::: Information shown
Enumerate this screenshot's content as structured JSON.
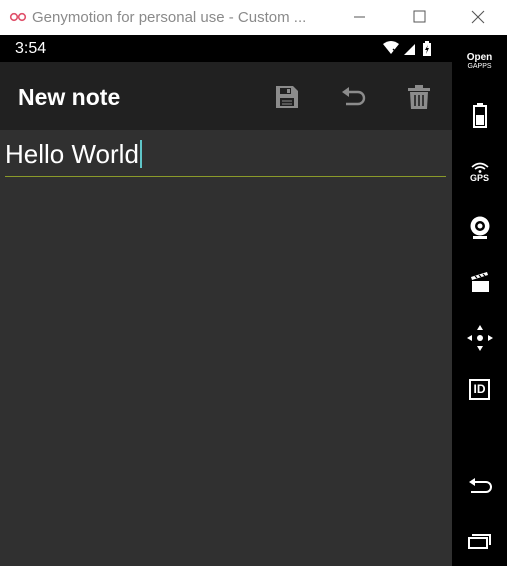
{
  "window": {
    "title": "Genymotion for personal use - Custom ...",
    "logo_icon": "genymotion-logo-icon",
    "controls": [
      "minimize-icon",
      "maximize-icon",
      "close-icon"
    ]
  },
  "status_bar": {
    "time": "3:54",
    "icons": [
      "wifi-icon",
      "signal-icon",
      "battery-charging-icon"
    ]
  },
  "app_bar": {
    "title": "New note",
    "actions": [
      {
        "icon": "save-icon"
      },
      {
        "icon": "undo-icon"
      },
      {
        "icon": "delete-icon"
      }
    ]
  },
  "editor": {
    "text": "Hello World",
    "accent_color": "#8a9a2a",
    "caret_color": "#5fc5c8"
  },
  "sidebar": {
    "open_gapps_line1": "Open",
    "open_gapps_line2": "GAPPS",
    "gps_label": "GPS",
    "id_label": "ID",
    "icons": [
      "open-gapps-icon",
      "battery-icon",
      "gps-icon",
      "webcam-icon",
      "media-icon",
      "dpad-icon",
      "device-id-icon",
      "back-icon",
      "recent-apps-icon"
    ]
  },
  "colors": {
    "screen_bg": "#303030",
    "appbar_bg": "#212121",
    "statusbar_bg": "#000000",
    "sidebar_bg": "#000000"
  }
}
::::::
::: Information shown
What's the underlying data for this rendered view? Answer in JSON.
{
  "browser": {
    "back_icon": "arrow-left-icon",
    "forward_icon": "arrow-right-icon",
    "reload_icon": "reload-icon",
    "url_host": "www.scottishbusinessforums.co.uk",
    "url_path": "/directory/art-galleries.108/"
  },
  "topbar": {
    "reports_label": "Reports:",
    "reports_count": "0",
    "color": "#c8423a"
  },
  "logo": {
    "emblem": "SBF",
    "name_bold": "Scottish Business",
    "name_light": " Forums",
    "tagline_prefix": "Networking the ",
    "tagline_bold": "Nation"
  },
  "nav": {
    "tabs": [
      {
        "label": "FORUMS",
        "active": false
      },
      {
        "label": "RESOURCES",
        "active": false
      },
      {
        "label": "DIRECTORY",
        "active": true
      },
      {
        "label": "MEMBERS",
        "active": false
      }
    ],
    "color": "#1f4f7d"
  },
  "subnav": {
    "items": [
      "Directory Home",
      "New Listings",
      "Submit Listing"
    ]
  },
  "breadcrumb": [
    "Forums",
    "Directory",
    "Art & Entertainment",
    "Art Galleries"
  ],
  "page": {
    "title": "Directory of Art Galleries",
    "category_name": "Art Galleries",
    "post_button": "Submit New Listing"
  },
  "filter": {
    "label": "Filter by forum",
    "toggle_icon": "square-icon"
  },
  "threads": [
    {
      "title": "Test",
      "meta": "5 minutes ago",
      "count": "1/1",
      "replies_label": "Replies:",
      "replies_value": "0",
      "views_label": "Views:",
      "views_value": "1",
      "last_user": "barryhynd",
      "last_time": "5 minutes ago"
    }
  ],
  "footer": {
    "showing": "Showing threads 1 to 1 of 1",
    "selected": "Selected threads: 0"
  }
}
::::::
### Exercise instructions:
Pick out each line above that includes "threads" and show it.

### Exercise output:
  "threads": [
    "showing": "Showing threads 1 to 1 of 1",
    "selected": "Selected threads: 0"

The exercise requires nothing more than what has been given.